All of this sounds alarmingly like obedience training. It comes as no surprise, then, to find parenting books at your local bookseller written by animal trainers. “What works for Fido can work for your child!”

If you’re totally responsible for coercing your children into being good, then it makes perfect sense to enlist some program or system like that. I, for one, cannot imagine our Creator wants us to treat children like animals. Such an approach may make parents feel big and in charge, but it leaves children feeling small and incompetent. This is certainly not the way our heavenly Father deals with us.

The fact that our children have been given the power of choice, as self-directed human beings, can thwart even the best obedience-training program. Children will soon realize they are in a no-win situation. Either they kill their own decision-making spirit in an attempt to reduce their parents’ anxiety, or they rebel against their parents’ authority. That’s the catch-22 of the “responsible for” model of parenting.

Parents either program their children correctly or they have failed. Children either conform to the system, surrender their individuality, and become “the child we don’t have to worry about,” or they rebel against the system, failing to “get with the program.”

Do you see the two categories we have neatly set up? On one hand, we have “What Will Make Mom and Dad Less Anxious,” and on the other hand, we have “Wrong Choices That Will Make Mom and Dad More Anxious.” For most families, there simply is no third option.

In this system, the possibility of children learning to act for themselves and think critically about their choices does not exist. Doing so would equal rebellion. If your child ends up “doing the right thing,” then you’ve raised a robot. He did exactly as he was programmed to do. But if your child ends up thinking and acting for himself, then you’ve raised a rebel.

There Is a Better Way

But there has to be another way—a way to say yes to our profound influence on our children’s lives without taking total responsibility for those lives. There must be a way to dramatically influence the life of a child without resorting to programming and coercion. I call this third option Scream-Free Parenting, because it emphasizes a radical focus on and approach to calming our own anxiety.

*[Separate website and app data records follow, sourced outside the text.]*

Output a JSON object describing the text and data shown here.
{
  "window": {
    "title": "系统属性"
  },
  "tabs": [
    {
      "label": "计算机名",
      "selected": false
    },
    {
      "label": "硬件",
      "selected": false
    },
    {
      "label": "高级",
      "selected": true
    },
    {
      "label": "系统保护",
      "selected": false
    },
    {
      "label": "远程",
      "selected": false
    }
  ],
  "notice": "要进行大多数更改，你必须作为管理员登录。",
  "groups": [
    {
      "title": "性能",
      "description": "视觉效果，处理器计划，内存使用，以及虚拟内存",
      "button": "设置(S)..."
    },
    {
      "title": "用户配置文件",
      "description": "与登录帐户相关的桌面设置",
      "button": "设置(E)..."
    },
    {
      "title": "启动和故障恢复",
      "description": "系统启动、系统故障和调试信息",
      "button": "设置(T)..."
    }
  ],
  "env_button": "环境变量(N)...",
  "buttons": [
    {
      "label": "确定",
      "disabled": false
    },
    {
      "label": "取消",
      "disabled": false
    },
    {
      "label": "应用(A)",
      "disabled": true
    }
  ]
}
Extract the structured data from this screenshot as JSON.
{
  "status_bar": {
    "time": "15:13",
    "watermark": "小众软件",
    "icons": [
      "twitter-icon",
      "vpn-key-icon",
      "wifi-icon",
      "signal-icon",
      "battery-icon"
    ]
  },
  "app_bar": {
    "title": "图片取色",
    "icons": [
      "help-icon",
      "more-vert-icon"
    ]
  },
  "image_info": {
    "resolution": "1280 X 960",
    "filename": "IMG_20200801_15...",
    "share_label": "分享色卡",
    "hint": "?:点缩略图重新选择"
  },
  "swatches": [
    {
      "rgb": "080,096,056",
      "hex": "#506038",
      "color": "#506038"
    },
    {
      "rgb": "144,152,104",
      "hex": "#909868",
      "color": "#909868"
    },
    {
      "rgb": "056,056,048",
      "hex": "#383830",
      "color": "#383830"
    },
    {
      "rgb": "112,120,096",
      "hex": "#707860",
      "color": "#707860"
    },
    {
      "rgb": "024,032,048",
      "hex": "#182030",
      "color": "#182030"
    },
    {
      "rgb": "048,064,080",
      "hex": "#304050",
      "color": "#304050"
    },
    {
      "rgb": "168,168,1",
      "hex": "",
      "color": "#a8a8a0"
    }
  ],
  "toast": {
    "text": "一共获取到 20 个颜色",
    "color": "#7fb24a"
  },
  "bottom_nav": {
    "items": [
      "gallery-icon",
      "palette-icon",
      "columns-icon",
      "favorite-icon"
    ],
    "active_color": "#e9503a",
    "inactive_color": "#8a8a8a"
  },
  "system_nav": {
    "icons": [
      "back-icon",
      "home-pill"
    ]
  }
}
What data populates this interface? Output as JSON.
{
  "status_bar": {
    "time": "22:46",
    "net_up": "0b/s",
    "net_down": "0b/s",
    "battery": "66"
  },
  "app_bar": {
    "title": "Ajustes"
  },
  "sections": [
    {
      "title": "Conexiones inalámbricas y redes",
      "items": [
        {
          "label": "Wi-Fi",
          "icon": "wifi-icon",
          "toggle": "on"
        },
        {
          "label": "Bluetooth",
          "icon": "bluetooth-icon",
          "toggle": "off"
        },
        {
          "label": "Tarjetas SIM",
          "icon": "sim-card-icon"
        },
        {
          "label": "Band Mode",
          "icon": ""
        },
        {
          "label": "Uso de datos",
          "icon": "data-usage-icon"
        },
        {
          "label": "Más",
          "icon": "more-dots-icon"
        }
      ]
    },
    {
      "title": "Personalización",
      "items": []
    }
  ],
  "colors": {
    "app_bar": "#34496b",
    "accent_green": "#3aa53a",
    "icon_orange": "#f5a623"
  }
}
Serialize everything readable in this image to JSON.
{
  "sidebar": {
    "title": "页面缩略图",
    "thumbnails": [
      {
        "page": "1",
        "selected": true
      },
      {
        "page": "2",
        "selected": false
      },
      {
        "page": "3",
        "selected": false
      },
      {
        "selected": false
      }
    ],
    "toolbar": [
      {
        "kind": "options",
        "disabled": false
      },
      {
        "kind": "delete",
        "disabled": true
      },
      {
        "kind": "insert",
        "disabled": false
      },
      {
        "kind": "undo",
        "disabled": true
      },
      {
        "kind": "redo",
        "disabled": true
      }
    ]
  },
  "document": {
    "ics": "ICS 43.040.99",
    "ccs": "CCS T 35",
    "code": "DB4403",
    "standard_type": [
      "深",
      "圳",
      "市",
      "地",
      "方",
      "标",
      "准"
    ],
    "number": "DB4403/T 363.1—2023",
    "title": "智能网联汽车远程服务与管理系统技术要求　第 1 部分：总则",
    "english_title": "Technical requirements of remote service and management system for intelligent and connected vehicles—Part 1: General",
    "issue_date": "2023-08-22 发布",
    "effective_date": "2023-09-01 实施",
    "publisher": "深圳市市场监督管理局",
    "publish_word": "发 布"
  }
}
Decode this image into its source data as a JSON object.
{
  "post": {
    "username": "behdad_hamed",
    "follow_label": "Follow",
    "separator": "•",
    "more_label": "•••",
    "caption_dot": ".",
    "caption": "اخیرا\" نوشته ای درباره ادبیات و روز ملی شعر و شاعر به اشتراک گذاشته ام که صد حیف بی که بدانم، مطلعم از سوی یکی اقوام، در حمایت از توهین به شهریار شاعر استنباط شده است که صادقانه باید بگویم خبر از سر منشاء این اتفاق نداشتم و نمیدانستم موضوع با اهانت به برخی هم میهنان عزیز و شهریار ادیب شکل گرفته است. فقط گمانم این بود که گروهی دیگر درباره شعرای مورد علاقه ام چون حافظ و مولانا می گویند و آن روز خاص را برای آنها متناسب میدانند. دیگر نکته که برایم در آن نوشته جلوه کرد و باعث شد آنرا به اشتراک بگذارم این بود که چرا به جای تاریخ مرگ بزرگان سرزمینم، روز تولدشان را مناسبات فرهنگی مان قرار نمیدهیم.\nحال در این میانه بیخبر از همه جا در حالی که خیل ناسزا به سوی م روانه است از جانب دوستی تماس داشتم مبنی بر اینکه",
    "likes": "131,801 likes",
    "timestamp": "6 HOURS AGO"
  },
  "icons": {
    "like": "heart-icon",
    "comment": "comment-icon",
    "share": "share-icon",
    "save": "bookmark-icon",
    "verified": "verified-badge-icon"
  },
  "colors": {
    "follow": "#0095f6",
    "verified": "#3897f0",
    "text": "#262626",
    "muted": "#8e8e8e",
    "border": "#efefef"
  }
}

Again, not all of us scream at our children, but all of us struggle with reactive behaviors. We may scream, we may manipulate, we may even use violence. Or we may neglect, we may avoid, we may even withhold love. These are all different examples of emotional reactivity.

As I said before, they are all just different ways of screaming, and none of them reflect the character and nature of God. ScreamFree Parenting takes all of this reactivity incredibly seriously and says the only way to retain a position of influence with our children is to regain a position of control over ourselves.

Initially, this might feel or sound self-centered. It may even sound like self-indulgent navel-gazing. I promise you, it is not. Self-control is, after all, a mark of a Spirit-led life (Galatians 5:22–25). I promise that if you stick with me through the first part of this book, you will see that it is all designed to make you far less selfish, far more mature, and far more capable as a parent. Capable of the type of influence your kids really need from you. For now, the bottom line is this: You need to be in control of the things you can control, and that starts (and may end) with you.

You’re responsible to your children, your spouse, your friends, and family members. You’re accountable to them for how you think, feel, and behave toward them. The only way to retain a position of influence with our children is to regain a position of control over ourselves.